The emergence of scientific journals was another important novelty in the transformations in the world of knowledge caused by the printed book. This is not a contradictory statement, despite perhaps seeming so at first sight. First because, from the material point of view, those first scientific journals were formally books. Then because, in essence, the scientific journals of that time were about books. The founders of the first of these, the Journal des Sçavants, said no less when they presented the first issue to the public, which appeared in 1665: ‘The aim of this journal is to make known what is happening in the Republic of Letters and it will consist first of all of a precise catalogue of the main books that are printed in Europe’. The Journal des Sçavants in Paris, the Philosophical Transactions in London (also begun in 1665), the Giornale dei Letterati in Rome (inaugurated in 1668), the Acta Eruditorum in Leipzig (which began to be published in 1682) were born, above all, as book journals, that is, as vehicles of information about what had been published anywhere in that theoretically borderless geography that was the Republic of Letters.

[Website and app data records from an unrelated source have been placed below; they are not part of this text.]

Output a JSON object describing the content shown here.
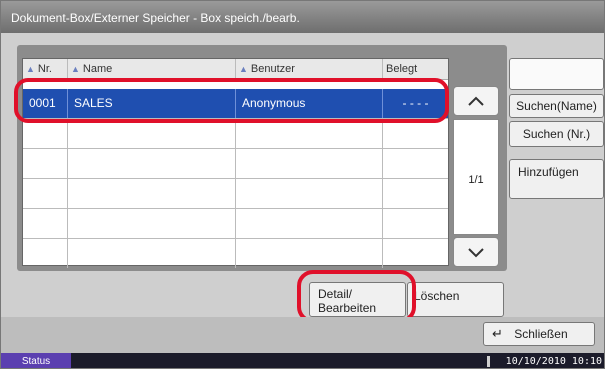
{
  "window": {
    "title": "Dokument-Box/Externer Speicher - Box speich./bearb."
  },
  "table": {
    "columns": [
      {
        "label": "Nr."
      },
      {
        "label": "Name"
      },
      {
        "label": "Benutzer"
      },
      {
        "label": "Belegt"
      }
    ],
    "rows": [
      {
        "nr": "0001",
        "name": "SALES",
        "user": "Anonymous",
        "used": "- - - -"
      },
      {
        "nr": "",
        "name": "",
        "user": "",
        "used": ""
      },
      {
        "nr": "",
        "name": "",
        "user": "",
        "used": ""
      },
      {
        "nr": "",
        "name": "",
        "user": "",
        "used": ""
      },
      {
        "nr": "",
        "name": "",
        "user": "",
        "used": ""
      },
      {
        "nr": "",
        "name": "",
        "user": "",
        "used": ""
      }
    ]
  },
  "pagination": {
    "page": "1/1"
  },
  "side": {
    "search_name": "Suchen(Name)",
    "search_nr": "Suchen (Nr.)",
    "add": "Hinzufügen"
  },
  "actions": {
    "detail_line1": "Detail/",
    "detail_line2": "Bearbeiten",
    "delete": "Löschen",
    "close": "Schließen"
  },
  "status": {
    "label": "Status",
    "datetime": "10/10/2010  10:10"
  },
  "colors": {
    "selected_row": "#1f4fb0",
    "highlight": "#e0102a",
    "status_accent": "#5b3fb0"
  }
}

The map of that geography thus covered a network of cities located over the length and breadth of the continent, its adjacent islands and even reached enclaves in other continents dominated colonially by their respective European metropolis. However, within the inside layout of these cities, the scientific book was involved in very different public, semi-public and private areas. In this urban landscape, new spaces arose in the spaces where book, maps and scientific journals were circulated: aristocratic salons, the rooms of academies and societies, cabinets of curiosities, gardens and theatres, to which chocolate shops, tea rooms and cafés would soon be added. They were places that, as can be seen in other sections of Knowledge in Action, made up authentic spaces of science.



José Pardo Tomás

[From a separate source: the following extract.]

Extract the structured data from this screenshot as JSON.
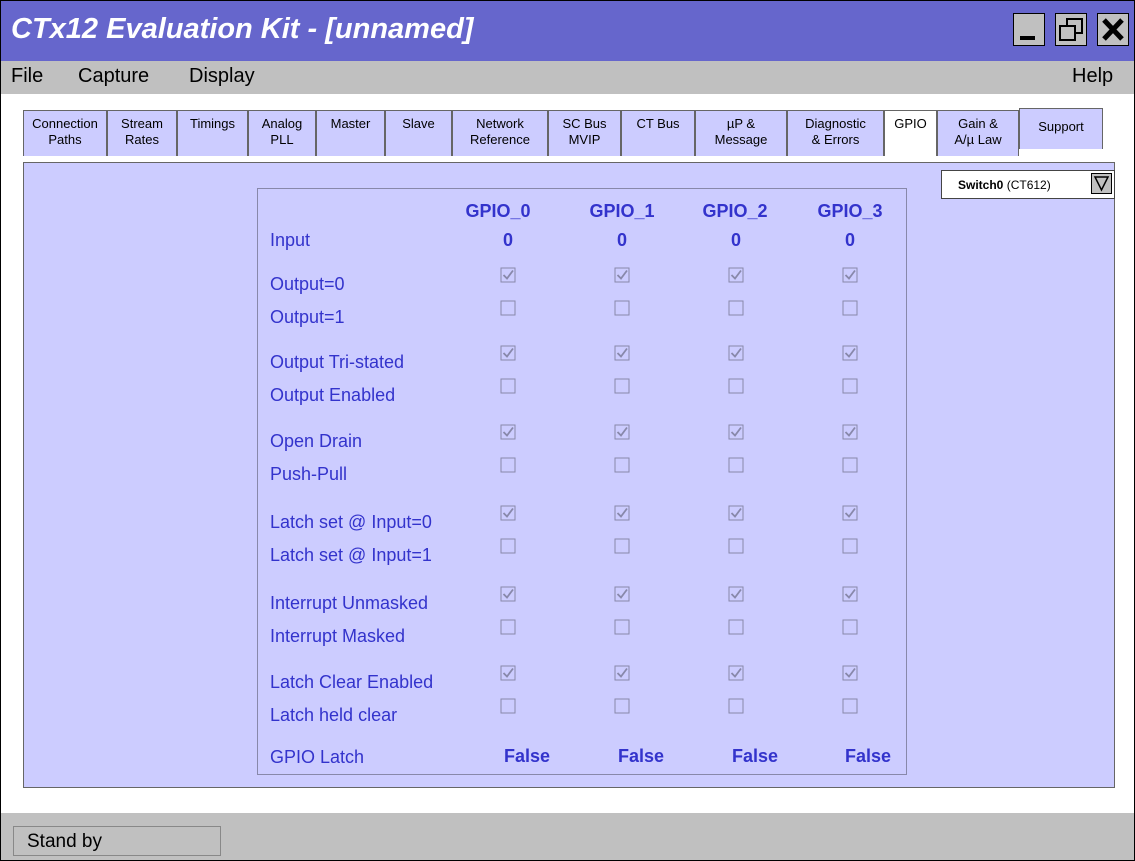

How to cite this paper:
Pardo Tomás, José. Knowledge in circulation: letters, books and journals. Sabers en acció, 2020-12-07. https://sabersenaccio.iec.cat/en/knowledge-in-circulation-letters-books-and-journals/.



Find out more

You can find further information with the bibliography and available resources.

Recommended reading

Bethencourt, Francisco; Egmond, Florike (eds.). Correspondence and Cultural Exchange in Europe, 1400-1700. Cambridge: Cambridge University Press, 2007.

Ogilvie, Brian. Correspondence Networks. In: Bernard Lightman, ed. A Companion to the History of Science, Oxford: Blackwell; 2016: 358-371.

Johns, Adrian. The Nature of the Book: Print and Knowledge in the Making. Chicago: The University of Chicago Press; 1998.


Bots, Hans; Waquet, François (eds.). Commercium litterarium, la communication dans la République des Lettres 1600-1750, Amsterdam: APA- Holland University Press; 1994.

Briggs, Asa; Burke, Peter. De Gutenberg a Internet. Una historia social de los medios de comunicación. Madrid: Taurus; 2002.

Del Lungo Camiciotti, Gabriella. Letters and Letter Writing in Early Modern Culture: An Introduction, Journal of Early Modern Studies, 3, 2014:17-35.

Eisenstein, Elizabeth L. The Printing Press as an Agent of Change: Communications and Cultural Transformations in Early-Modern Europe. Cambridge: Cambridge University Press, 1997.

Hunter, Michael. Editing Early Modern Scientific Correspondence: The Way Forward. Isis 107 (2), 2016: 365-372.

Mayhew, R. Mapping Science’s Imagined Community: Geography as a Republic of Letters, 1600-1800, British Journal of the History of Science, 38 (1), 2005: 73-92.

Steinke, Hubert. Why, What and How? Editing Early Modern Scientific Letters in the 21st Century. Gesnerus, 61, 2004: 282-295.

Warner, Michael. The Letters of the Republic: Publication and the Public Sphere in Eighteenth-Century America. Cambridge, Mass.: Harvard University Press; 1990.

Websites and other resources

Journal des Savants. Available here.

Philosophical Transactions. Available  here.

The project “Mapping the Republic of Letters”. Available  here.

Networking the Republic of Letters, 1550-1750. Available here.